I think you have caught the essence of aging in every sense of the word…the constant flow of new experiences. I don’t know if you have come in contact with my Five Basic “Ingredients” for a healthy brain at ANY age. These particular five items were confirmed by experiments in our laboratory.
Applied to Aging In Place
For the boomers with aging parents or older adults themselves, knowing the stages can provide context to where the individual(s) is in terms of making change. For example say one spouse sees the need for home modification and the other doesn’t—telling someone who is in the “pre-contemplation stage" that they must go along with the changes may not work.
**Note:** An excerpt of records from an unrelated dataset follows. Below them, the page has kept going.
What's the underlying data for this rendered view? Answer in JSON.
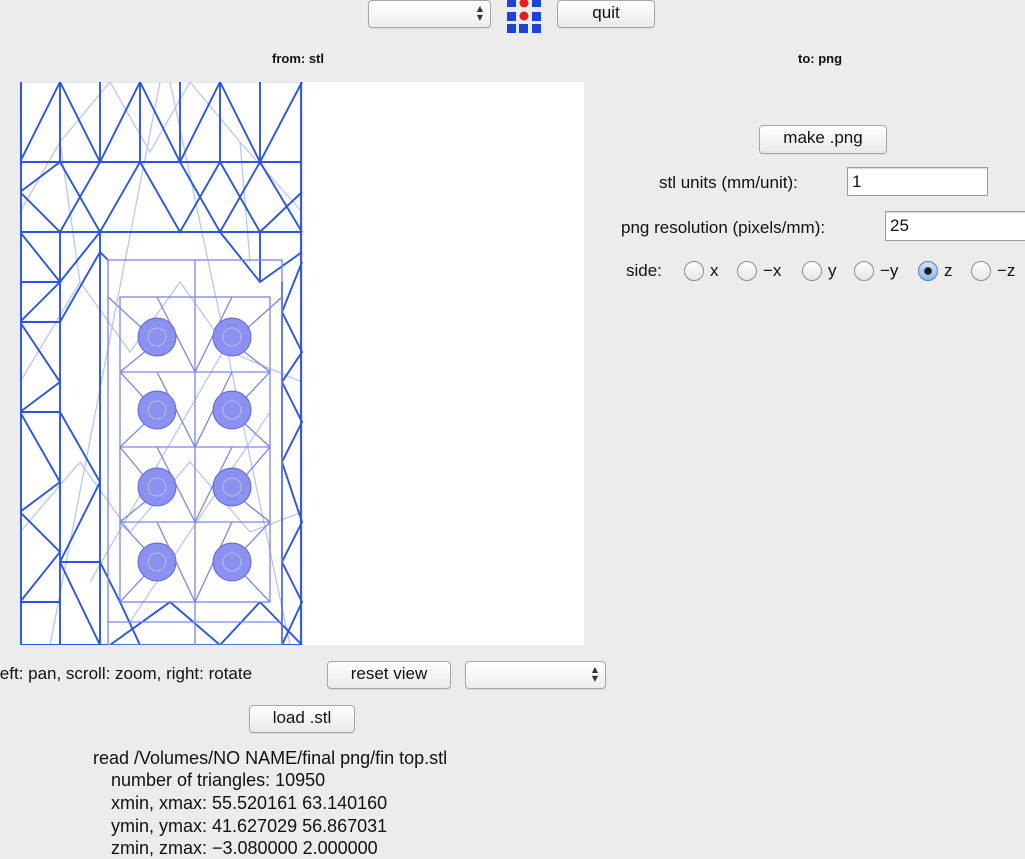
{
  "toolbar": {
    "format_select_value": "",
    "quit_label": "quit",
    "logo_icon": "grid-logo-icon"
  },
  "panels": {
    "from_label": "from: stl",
    "to_label": "to: png"
  },
  "viewer": {
    "hint": "left: pan, scroll: zoom, right: rotate",
    "reset_label": "reset view",
    "view_select_value": "",
    "load_label": "load .stl"
  },
  "settings": {
    "make_label": "make .png",
    "units_label": "stl units (mm/unit):",
    "units_value": "1",
    "resolution_label": "png resolution (pixels/mm):",
    "resolution_value": "25",
    "side_label": "side:",
    "sides": [
      {
        "label": "x",
        "checked": false
      },
      {
        "label": "−x",
        "checked": false
      },
      {
        "label": "y",
        "checked": false
      },
      {
        "label": "−y",
        "checked": false
      },
      {
        "label": "z",
        "checked": true
      },
      {
        "label": "−z",
        "checked": false
      }
    ]
  },
  "info": {
    "read_line": "read /Volumes/NO NAME/final png/fin top.stl",
    "triangles_line": "number of triangles: 10950",
    "x_line": "xmin, xmax: 55.520161 63.140160",
    "y_line": "ymin, ymax: 41.627029 56.867031",
    "z_line": "zmin, zmax: −3.080000 2.000000"
  },
  "colors": {
    "mesh": "#2a55e0",
    "mesh_light": "#b9c6f2",
    "logo_blue": "#1c45d6",
    "logo_red": "#e02020"
  }
}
The individual is not ready to make the changes yet.
aging in place.
Peter Pan Housing
It occurred to me that these homes/neighborhoods are what Jon Pyoons, PhD, Professor at USC Davis School of Gerontology calls “Peter Pan Housing.” The term describes housing for people who think they are never going to get old.
As our new President sets out on the dawning of the first day towards the ominous task of healing this country (and the world) expectations of a recovery are high. He has called us all to the challenge by employing our energy, talents, and gifts, to heal the broken places together.
- January 20, 2009
- By: Patrick Roden PhD
- Category: General
- Comments: 0
I am the darker brother.
They send me to eat in the kitchen
when company comes,
but I laugh,
and eat well,
and grow strong.
The second however is more surprising; the degree of complexity in one’s daily behavior.
Aging is not without it’s limitations…no “happy gerontology” here. Denial of aging is ubiquitous, just google anti-aging and you’ll get some 16,300,000 hits. Age-related losses are inevitable, however, exercise for me has been as close to the fountain of youth as I’ve found.
The Greeks also appreciated the richness of touch, using hand woven fabrics from linen to wool, and created beauty and good taste in their homes. She thinks the Greeks triggered flow experiences from them and over time began to love beauty and beautiful things.
The model for success in later life, according to author Marc Freedman (Prime Time, 1999) was the emergence of a mass leisure class and Sun City-like retirement. For some, age-segregated and leisure oriented living is fine, for others it's outdated.